“Parsha and Purpose” – Tetzaveh 5782
Rabbi Kenneth Brander’s weekly insights into the parsha
“Will We Accept God’s ‘Friend Request’?”
Parshat Tetzaveh (Exodus 27:20 -30:10)
“Will We Accept God’s ‘Friend Request’?“
The Temple, the Tabernacle: these are structures that were created in order for us to visit and feel the presence of God. But, as Shlomo HaMelech clearly points out in his dedication speech for the Temple [I Kings 8:27], it is not because only in the Tabernacle or the Temple is God’s presence revealed – God’s presence is felt all over the world – it’s just the intensity of the experiences in the Temple and the Tabernacle that allows us to feel the presence of God in a greater sense of engagement.
It is for the same reason that we see in this week’s Torah portion the introduction of priestly vestments. [Exodus, Chapter 28]
A Kohen is a Kohen even without the vestments, but essentially, the vestments of the Kohen highlight for the Kohen and for all that visit, the unique experience that is being created within the Tabernacle/Temple.
This idea that sometimes clothing makes the experience is why the Torah in very precise ways highlights what vestments the High Priest and the Priest must wear in order to serve within the Tabernacle/Temple.
What is interesting about clothing, although really clothing is really a device of human beings, is that often in God’s search to have a relationship with us, God is spoken about as also being adorned in clothing:
“ה’ מלך גאות לבש” – “Hashem malach ge’ut lavesh” – The Lord is our King, but the Lord is robed in grandeur; “לבש ה” – “Lavesh Hashem” – The Lord is robed in clothing. [Psalms 93:1]
In a song that many of us recite, on Shabbat and Yom Tov, we speak about our relationship with God, Anim Zemirot, The Shir HaKavod, The Song of Magnificence, of respect, of engagement between God and the Jewish people and humanity.

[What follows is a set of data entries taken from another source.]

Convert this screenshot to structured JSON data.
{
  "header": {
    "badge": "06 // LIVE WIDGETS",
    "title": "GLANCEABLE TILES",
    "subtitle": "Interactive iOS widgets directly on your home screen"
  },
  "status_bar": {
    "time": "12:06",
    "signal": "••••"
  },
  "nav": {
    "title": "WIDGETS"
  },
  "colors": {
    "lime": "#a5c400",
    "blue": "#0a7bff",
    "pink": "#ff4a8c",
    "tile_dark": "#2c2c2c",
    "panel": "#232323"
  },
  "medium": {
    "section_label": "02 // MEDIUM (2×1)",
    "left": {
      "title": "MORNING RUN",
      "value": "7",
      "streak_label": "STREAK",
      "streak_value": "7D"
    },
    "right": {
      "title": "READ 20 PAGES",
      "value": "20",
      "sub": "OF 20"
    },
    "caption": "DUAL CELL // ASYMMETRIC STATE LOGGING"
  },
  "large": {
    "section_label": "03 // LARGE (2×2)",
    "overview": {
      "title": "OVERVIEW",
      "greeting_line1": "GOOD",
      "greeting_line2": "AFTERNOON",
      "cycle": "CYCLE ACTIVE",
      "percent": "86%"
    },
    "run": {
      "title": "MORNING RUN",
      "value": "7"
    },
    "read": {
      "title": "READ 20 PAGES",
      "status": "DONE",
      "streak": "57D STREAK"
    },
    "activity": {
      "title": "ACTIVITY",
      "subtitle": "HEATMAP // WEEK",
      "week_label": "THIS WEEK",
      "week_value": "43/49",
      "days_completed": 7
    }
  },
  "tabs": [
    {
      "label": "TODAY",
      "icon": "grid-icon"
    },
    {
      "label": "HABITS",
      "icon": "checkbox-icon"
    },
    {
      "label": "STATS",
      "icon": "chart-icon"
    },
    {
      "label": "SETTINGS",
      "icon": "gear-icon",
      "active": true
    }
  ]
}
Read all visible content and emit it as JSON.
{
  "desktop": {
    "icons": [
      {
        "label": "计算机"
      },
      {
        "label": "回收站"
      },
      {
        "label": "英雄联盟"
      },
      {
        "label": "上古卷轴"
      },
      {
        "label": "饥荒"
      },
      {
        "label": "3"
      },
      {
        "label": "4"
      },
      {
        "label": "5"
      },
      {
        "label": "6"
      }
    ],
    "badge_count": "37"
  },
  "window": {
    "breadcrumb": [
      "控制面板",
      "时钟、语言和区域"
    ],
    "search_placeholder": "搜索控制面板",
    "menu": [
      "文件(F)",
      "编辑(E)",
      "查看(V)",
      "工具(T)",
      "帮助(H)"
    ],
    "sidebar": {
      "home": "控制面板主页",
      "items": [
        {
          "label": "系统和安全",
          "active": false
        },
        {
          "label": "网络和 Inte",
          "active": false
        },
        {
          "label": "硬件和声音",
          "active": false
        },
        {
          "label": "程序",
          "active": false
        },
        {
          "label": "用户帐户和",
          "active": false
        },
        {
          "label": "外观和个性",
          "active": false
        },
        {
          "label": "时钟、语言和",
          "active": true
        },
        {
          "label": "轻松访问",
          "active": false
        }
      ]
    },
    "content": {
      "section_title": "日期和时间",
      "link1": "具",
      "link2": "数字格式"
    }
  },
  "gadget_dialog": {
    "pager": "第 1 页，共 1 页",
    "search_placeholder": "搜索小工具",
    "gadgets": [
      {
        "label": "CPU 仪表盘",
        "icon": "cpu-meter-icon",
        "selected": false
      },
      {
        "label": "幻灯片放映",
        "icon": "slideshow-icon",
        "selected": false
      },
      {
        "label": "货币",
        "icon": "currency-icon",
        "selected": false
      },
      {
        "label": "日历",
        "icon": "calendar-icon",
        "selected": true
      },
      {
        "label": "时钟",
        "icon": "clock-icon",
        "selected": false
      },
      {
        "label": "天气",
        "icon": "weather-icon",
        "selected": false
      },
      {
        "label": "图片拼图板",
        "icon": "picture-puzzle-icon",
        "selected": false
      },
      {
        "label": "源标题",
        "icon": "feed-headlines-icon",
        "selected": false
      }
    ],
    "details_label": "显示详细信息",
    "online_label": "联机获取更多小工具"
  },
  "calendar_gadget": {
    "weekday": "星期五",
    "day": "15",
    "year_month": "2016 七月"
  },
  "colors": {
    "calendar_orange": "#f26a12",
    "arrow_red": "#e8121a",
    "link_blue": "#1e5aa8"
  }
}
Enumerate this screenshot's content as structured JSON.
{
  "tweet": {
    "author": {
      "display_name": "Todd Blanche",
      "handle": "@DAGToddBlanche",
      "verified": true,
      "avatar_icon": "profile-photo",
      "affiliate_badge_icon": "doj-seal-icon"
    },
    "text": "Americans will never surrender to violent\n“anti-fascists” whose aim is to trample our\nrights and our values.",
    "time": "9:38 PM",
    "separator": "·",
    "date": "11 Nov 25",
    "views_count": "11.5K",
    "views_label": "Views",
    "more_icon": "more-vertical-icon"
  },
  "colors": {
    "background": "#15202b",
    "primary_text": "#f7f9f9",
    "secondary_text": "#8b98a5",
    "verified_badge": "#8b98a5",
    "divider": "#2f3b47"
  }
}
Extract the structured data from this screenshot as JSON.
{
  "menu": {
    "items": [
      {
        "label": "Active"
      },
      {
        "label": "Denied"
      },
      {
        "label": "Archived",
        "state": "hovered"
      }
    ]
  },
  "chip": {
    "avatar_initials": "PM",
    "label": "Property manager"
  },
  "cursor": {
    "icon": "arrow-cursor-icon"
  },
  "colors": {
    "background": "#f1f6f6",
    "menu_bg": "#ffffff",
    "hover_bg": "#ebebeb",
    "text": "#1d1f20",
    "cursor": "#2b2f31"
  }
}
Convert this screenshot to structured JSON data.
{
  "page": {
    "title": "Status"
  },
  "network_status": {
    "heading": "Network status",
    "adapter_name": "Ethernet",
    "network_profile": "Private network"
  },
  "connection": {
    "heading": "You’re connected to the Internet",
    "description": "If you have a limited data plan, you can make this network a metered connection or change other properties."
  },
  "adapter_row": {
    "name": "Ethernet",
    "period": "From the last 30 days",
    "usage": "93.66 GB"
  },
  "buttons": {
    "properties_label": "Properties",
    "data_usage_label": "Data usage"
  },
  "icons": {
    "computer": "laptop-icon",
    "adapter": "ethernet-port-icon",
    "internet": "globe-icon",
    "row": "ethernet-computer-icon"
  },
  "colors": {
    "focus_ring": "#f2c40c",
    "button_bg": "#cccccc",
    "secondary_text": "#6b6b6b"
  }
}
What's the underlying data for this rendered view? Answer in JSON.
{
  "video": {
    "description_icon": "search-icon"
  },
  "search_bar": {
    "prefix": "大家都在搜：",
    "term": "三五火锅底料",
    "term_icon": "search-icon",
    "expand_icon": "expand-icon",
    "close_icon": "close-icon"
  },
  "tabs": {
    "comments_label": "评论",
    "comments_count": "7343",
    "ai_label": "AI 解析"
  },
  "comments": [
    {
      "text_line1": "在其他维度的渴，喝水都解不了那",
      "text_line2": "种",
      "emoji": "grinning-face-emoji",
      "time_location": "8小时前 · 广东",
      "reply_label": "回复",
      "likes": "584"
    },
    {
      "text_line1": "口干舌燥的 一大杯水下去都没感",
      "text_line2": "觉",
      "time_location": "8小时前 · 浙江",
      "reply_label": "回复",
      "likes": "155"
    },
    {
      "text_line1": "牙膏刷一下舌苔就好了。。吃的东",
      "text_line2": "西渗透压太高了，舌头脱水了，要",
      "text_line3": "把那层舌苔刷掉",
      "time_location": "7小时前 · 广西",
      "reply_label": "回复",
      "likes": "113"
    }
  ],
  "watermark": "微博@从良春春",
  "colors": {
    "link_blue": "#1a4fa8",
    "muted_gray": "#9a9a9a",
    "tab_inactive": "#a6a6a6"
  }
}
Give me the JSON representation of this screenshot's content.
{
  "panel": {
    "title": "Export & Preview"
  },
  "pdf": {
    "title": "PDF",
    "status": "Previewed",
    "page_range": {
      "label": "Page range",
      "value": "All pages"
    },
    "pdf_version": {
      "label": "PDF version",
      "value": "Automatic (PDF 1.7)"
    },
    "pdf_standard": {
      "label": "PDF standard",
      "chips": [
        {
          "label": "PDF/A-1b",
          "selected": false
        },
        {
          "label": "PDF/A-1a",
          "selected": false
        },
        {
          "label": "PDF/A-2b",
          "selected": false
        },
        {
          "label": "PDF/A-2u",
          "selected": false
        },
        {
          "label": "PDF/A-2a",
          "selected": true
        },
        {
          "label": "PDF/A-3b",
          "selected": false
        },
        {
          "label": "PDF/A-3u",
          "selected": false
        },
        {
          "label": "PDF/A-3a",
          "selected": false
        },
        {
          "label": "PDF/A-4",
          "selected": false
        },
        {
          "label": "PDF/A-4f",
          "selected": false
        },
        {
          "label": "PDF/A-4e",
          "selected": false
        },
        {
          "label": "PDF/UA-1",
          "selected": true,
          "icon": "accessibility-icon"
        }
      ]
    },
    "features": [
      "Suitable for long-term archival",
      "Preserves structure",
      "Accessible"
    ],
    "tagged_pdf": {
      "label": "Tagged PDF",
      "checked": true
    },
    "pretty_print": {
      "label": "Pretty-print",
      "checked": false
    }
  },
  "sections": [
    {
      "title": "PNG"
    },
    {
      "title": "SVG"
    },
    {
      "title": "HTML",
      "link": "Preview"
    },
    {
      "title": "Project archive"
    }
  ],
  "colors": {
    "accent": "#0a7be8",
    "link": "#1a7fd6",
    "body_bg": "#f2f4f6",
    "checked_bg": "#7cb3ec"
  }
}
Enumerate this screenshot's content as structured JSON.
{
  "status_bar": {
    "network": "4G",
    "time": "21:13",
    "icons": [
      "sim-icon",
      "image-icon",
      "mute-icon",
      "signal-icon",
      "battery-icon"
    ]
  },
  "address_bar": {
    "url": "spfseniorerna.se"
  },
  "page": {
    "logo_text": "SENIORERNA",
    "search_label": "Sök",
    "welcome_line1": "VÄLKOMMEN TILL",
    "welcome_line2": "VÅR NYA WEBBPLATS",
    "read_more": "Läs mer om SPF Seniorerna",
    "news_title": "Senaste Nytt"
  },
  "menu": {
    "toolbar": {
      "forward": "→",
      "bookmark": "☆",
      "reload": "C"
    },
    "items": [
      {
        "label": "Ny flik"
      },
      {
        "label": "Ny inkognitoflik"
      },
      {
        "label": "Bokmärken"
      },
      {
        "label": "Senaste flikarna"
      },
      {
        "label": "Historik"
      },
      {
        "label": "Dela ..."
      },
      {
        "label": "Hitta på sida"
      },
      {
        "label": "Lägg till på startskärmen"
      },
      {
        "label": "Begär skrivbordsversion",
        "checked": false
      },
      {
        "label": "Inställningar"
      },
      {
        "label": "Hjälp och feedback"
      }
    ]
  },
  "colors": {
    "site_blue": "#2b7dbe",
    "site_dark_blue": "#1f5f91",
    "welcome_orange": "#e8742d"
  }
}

And we recite in that prayer: “יתפאר בי כי חפץ בי” – “Yitpa’er bi ki chafetz bi” – God beautifies himself, through us, through the Jewish people, because he desires us, and therefore, “והוא יהיה לי לעטרת צבי” – “Vehu yihiye li le’ateret tzvi” – and therefore, God shall become a crown of beauty for me.
Immediately afterwards, the sentence continues: “כתם טהור פז דמות ראשו” – “Ketem tehor paz demut rosho” – God’s “head” is like pure gold; “וחק על מצח כבוד שם קדשו” – “Vechak al metzach kevod shem kodsho” – and on God’s “forehead” is the priestly golden head plate.
In other words, God “wears” the same clothing as the Kohen Gadol, because God is searching for a relationship with us. God wants and needs a relationship with us.
We have this unbelievable opportunity. It’s what the Beit HaMikdash and the Mishkan represent; it’s what we need to search for even without a Beit HaMikdash and Mishkan.
Immediately afterwards, we’re told: “פארו עלי ופארי עליו” – “Pe’ero elai u’fe’eri alav”
that God’s splendor is on me when I wear tefillin, and my splendor is on God when He “wears tefillin”.
The prayer continues: “וקרוב אלי בקראי אליו” – “Vekarov elai bekor’i elav” – And He is close to me when I wish to call Him.
Mishkan, the Mikdash, the priestly vestments: they’re there to teach us a message,
and that message is that God is searching for a relationship with us. And even though we’re going through difficult times during COVID, and we may have family and professional challenges, the bottom line is that God needs us and we need God.
And there’s an opportunity as God “wears our clothing”, and we wish to wear His; there’s opportunity to create a relationship.
These chapters, these parshiot, are reminding us of that opportunity. Will we create a relationship with God?
The answer to that question is not found in the Torah portions. The answer to that question is found in our hearts and minds.